    The truth is that with only eight communities in North Dakota receiving scheduled airline service, these same small airports and the businesses and groups that depend on them serve as a vital lifeline to more than

    80 communities across our state. These small airports allow businesses to access rural and isolated communities and provide goods and services to the residents they may otherwise not be able to access.

    These businesses are deeply embedded in the fabric of our economy. In North Dakota alone, the general aviation industry accounts for 4,932 jobs and more than $354.4 million in economic activity every year in fields such as manufacturing, telecommunications, distributing and utility companies. Additionally, general aviation is vital to North Dakota’s agricultural industry, with countless farms and ranches across the state relying on general aviation to not only spray their crops, but also monitor their herds, deliver supplies and transport specialized equipment quickly and efficiently.

    While general aviation serves as the backbone of these towns, the industry is constantly under threat from unnecessary taxes and fees that would take a toll on not only the businesses that use small aircraft, but also the communities that rely on them.
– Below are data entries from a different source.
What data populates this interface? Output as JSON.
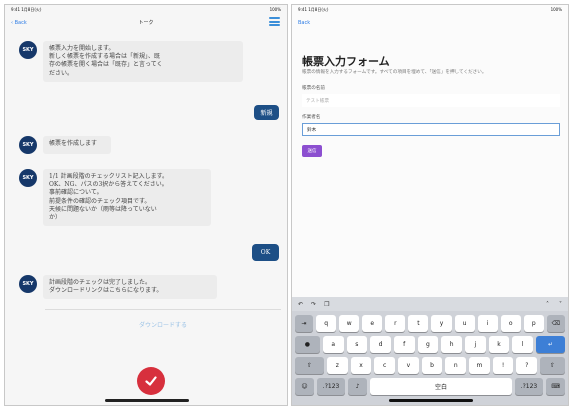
{
  "left": {
    "status": {
      "time": "9:41 1月8日(火)",
      "battery": "100%"
    },
    "nav": {
      "back": "Back",
      "title": "トーク"
    },
    "messages": [
      {
        "avatar": "SKY",
        "text": "帳票入力を開始します。\n新しく帳票を作成する場合は「新規」、既\n存の帳票を開く場合は「既存」と言ってく\nださい。"
      },
      {
        "avatar": "SKY",
        "text": "帳票を作成します"
      },
      {
        "avatar": "SKY",
        "text": "1/1 計画段階のチェックリスト記入します。\nOK、NG、パスの3択から答えてください。\n事前確認について。\n前提条件の確認のチェック項目です。\n天候に問題ないか（雨等は降っていない\nか）"
      },
      {
        "avatar": "SKY",
        "text": "計画段階のチェックは完了しました。\nダウンロードリンクはこちらになります。"
      }
    ],
    "replies": [
      "新規",
      "OK"
    ],
    "download": "ダウンロードする"
  },
  "right": {
    "status": {
      "time": "9:41 1月8日(火)",
      "battery": "100%"
    },
    "nav": {
      "back": "Back"
    },
    "form": {
      "title": "帳票入力フォーム",
      "description": "帳票の情報を入力するフォームです。すべての項目を埋めて、「送信」を押してください。",
      "field1_label": "帳票の名前",
      "field1_placeholder": "テスト帳票",
      "field2_label": "作業者名",
      "field2_value": "鈴木",
      "submit": "送信"
    },
    "keyboard": {
      "row1": [
        "q",
        "w",
        "e",
        "r",
        "t",
        "y",
        "u",
        "i",
        "o",
        "p"
      ],
      "row2": [
        "a",
        "s",
        "d",
        "f",
        "g",
        "h",
        "j",
        "k",
        "l"
      ],
      "row3": [
        "z",
        "x",
        "c",
        "v",
        "b",
        "n",
        "m",
        "!",
        "?"
      ],
      "space": "空白",
      "mode": ".?123"
    }
  }
}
In the budget released by the administration, there is a placeholder for per-flight “user fees.” Rather than staying with the current, pay-at-the-pump fuel tax structure, these user fees would force a massive bureaucracy onto the aviation industry and the Federal Aviation Administration.
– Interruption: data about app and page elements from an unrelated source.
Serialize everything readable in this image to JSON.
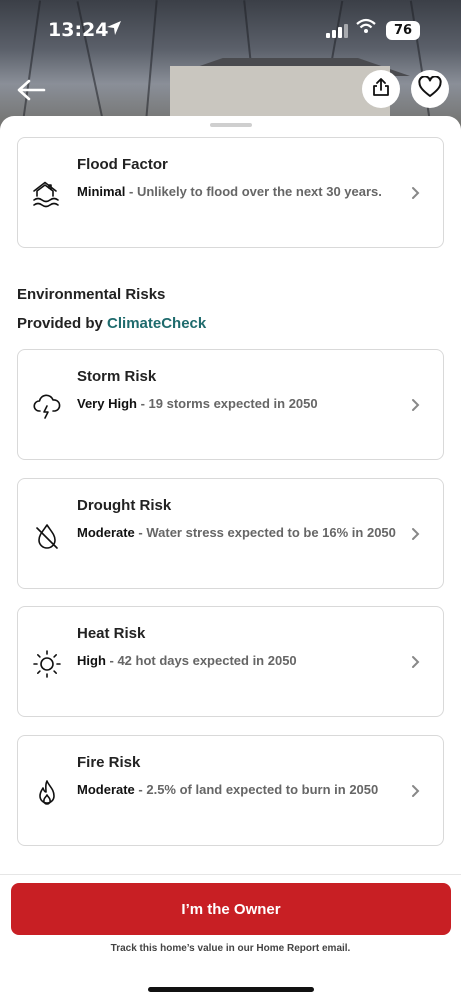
{
  "status_bar": {
    "time": "13:24",
    "location_icon": "location-arrow-icon",
    "battery": "76"
  },
  "header": {
    "back_icon": "back-arrow-icon",
    "share_icon": "share-icon",
    "favorite_icon": "heart-icon"
  },
  "flood": {
    "title": "Flood Factor",
    "level": "Minimal",
    "separator": " - ",
    "description": "Unlikely to flood over the next 30 years.",
    "icon": "flood-house-icon"
  },
  "environmental": {
    "heading": "Environmental Risks",
    "provided_by": "Provided by",
    "provider": "ClimateCheck",
    "provider_color": "#1f6b6d"
  },
  "risks": [
    {
      "title": "Storm Risk",
      "level": "Very High",
      "separator": " - ",
      "description": "19 storms expected in 2050",
      "icon": "storm-cloud-icon"
    },
    {
      "title": "Drought Risk",
      "level": "Moderate",
      "separator": " - ",
      "description": "Water stress expected to be 16% in 2050",
      "icon": "drought-drop-icon"
    },
    {
      "title": "Heat Risk",
      "level": "High",
      "separator": " - ",
      "description": "42 hot days expected in 2050",
      "icon": "sun-icon"
    },
    {
      "title": "Fire Risk",
      "level": "Moderate",
      "separator": " - ",
      "description": "2.5% of land expected to burn in 2050",
      "icon": "flame-icon"
    }
  ],
  "footer": {
    "button_label": "I’m the Owner",
    "button_color": "#c81f24",
    "note": "Track this home’s value in our Home Report email."
  }
}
    And there is no need, when we can fully fund modernization through our current fuel tax structure – that’s why the House of Representatives recently passed a common-sense proposal to fund modernization of our air traffic control system by retaining the existing, pay-at-the-pump fuel tax, which is simple and easy to use.

    Additionally, we cannot place unnecessary restrictions on the general aviation industry that may ultimately prevent them from being a critical lifeline to North Dakota communities. Recently, the Transportation Security Administration has proposed numerous restrictive security measures to be placed on general aviation aircraft. In fact, under the proposed rules, a carpenter could be prevented from bringing a hammer onto his own aircraft, and all sorts of other burdensome regulations that seem to only be created in Washington, D.C. These regulations are not only unnecessary, they are destructive to the firms that drive the economies of towns across North Dakota.
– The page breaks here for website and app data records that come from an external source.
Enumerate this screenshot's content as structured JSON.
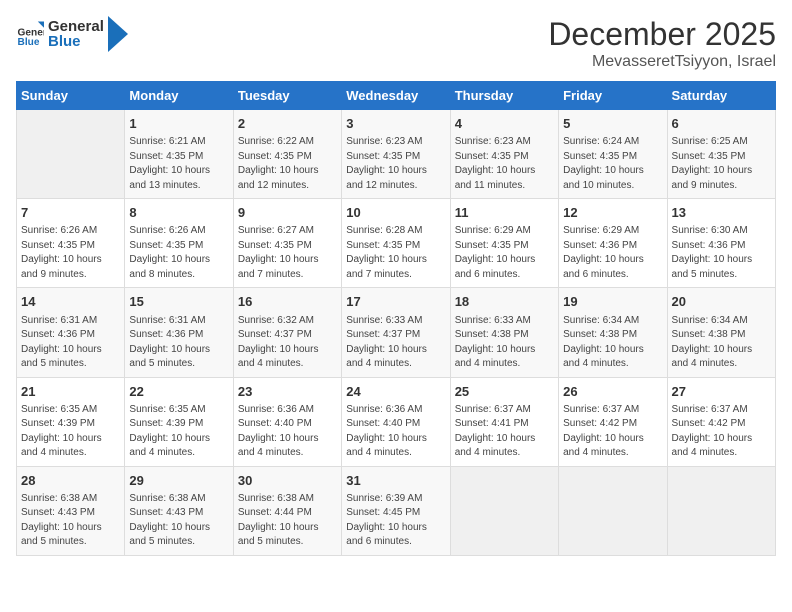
{
  "header": {
    "logo_general": "General",
    "logo_blue": "Blue",
    "title": "December 2025",
    "subtitle": "MevasseretTsiyyon, Israel"
  },
  "weekdays": [
    "Sunday",
    "Monday",
    "Tuesday",
    "Wednesday",
    "Thursday",
    "Friday",
    "Saturday"
  ],
  "weeks": [
    [
      {
        "day": "",
        "empty": true
      },
      {
        "day": "1",
        "sunrise": "6:21 AM",
        "sunset": "4:35 PM",
        "daylight": "10 hours and 13 minutes."
      },
      {
        "day": "2",
        "sunrise": "6:22 AM",
        "sunset": "4:35 PM",
        "daylight": "10 hours and 12 minutes."
      },
      {
        "day": "3",
        "sunrise": "6:23 AM",
        "sunset": "4:35 PM",
        "daylight": "10 hours and 12 minutes."
      },
      {
        "day": "4",
        "sunrise": "6:23 AM",
        "sunset": "4:35 PM",
        "daylight": "10 hours and 11 minutes."
      },
      {
        "day": "5",
        "sunrise": "6:24 AM",
        "sunset": "4:35 PM",
        "daylight": "10 hours and 10 minutes."
      },
      {
        "day": "6",
        "sunrise": "6:25 AM",
        "sunset": "4:35 PM",
        "daylight": "10 hours and 9 minutes."
      }
    ],
    [
      {
        "day": "7",
        "sunrise": "6:26 AM",
        "sunset": "4:35 PM",
        "daylight": "10 hours and 9 minutes."
      },
      {
        "day": "8",
        "sunrise": "6:26 AM",
        "sunset": "4:35 PM",
        "daylight": "10 hours and 8 minutes."
      },
      {
        "day": "9",
        "sunrise": "6:27 AM",
        "sunset": "4:35 PM",
        "daylight": "10 hours and 7 minutes."
      },
      {
        "day": "10",
        "sunrise": "6:28 AM",
        "sunset": "4:35 PM",
        "daylight": "10 hours and 7 minutes."
      },
      {
        "day": "11",
        "sunrise": "6:29 AM",
        "sunset": "4:35 PM",
        "daylight": "10 hours and 6 minutes."
      },
      {
        "day": "12",
        "sunrise": "6:29 AM",
        "sunset": "4:36 PM",
        "daylight": "10 hours and 6 minutes."
      },
      {
        "day": "13",
        "sunrise": "6:30 AM",
        "sunset": "4:36 PM",
        "daylight": "10 hours and 5 minutes."
      }
    ],
    [
      {
        "day": "14",
        "sunrise": "6:31 AM",
        "sunset": "4:36 PM",
        "daylight": "10 hours and 5 minutes."
      },
      {
        "day": "15",
        "sunrise": "6:31 AM",
        "sunset": "4:36 PM",
        "daylight": "10 hours and 5 minutes."
      },
      {
        "day": "16",
        "sunrise": "6:32 AM",
        "sunset": "4:37 PM",
        "daylight": "10 hours and 4 minutes."
      },
      {
        "day": "17",
        "sunrise": "6:33 AM",
        "sunset": "4:37 PM",
        "daylight": "10 hours and 4 minutes."
      },
      {
        "day": "18",
        "sunrise": "6:33 AM",
        "sunset": "4:38 PM",
        "daylight": "10 hours and 4 minutes."
      },
      {
        "day": "19",
        "sunrise": "6:34 AM",
        "sunset": "4:38 PM",
        "daylight": "10 hours and 4 minutes."
      },
      {
        "day": "20",
        "sunrise": "6:34 AM",
        "sunset": "4:38 PM",
        "daylight": "10 hours and 4 minutes."
      }
    ],
    [
      {
        "day": "21",
        "sunrise": "6:35 AM",
        "sunset": "4:39 PM",
        "daylight": "10 hours and 4 minutes."
      },
      {
        "day": "22",
        "sunrise": "6:35 AM",
        "sunset": "4:39 PM",
        "daylight": "10 hours and 4 minutes."
      },
      {
        "day": "23",
        "sunrise": "6:36 AM",
        "sunset": "4:40 PM",
        "daylight": "10 hours and 4 minutes."
      },
      {
        "day": "24",
        "sunrise": "6:36 AM",
        "sunset": "4:40 PM",
        "daylight": "10 hours and 4 minutes."
      },
      {
        "day": "25",
        "sunrise": "6:37 AM",
        "sunset": "4:41 PM",
        "daylight": "10 hours and 4 minutes."
      },
      {
        "day": "26",
        "sunrise": "6:37 AM",
        "sunset": "4:42 PM",
        "daylight": "10 hours and 4 minutes."
      },
      {
        "day": "27",
        "sunrise": "6:37 AM",
        "sunset": "4:42 PM",
        "daylight": "10 hours and 4 minutes."
      }
    ],
    [
      {
        "day": "28",
        "sunrise": "6:38 AM",
        "sunset": "4:43 PM",
        "daylight": "10 hours and 5 minutes."
      },
      {
        "day": "29",
        "sunrise": "6:38 AM",
        "sunset": "4:43 PM",
        "daylight": "10 hours and 5 minutes."
      },
      {
        "day": "30",
        "sunrise": "6:38 AM",
        "sunset": "4:44 PM",
        "daylight": "10 hours and 5 minutes."
      },
      {
        "day": "31",
        "sunrise": "6:39 AM",
        "sunset": "4:45 PM",
        "daylight": "10 hours and 6 minutes."
      },
      {
        "day": "",
        "empty": true
      },
      {
        "day": "",
        "empty": true
      },
      {
        "day": "",
        "empty": true
      }
    ]
  ],
  "labels": {
    "sunrise_prefix": "Sunrise:",
    "sunset_prefix": "Sunset:",
    "daylight_prefix": "Daylight:"
  }
}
    Luckily, North Dakota has great advocates in Sens. Byron Dorgan and Kent Conrad and Rep. Earl Pomeroy, but we need to continually remind those around the country of the importance of this crucial lifeline, particularly in states such as ours. Whether it’s providing jobs to a town like Devils Lake or flying above the floodwaters near Fargo, general aviation is an essential lifeline that we must preserve and not destroy.

    Source: FARGO FORUM
    Date: 2010-01-14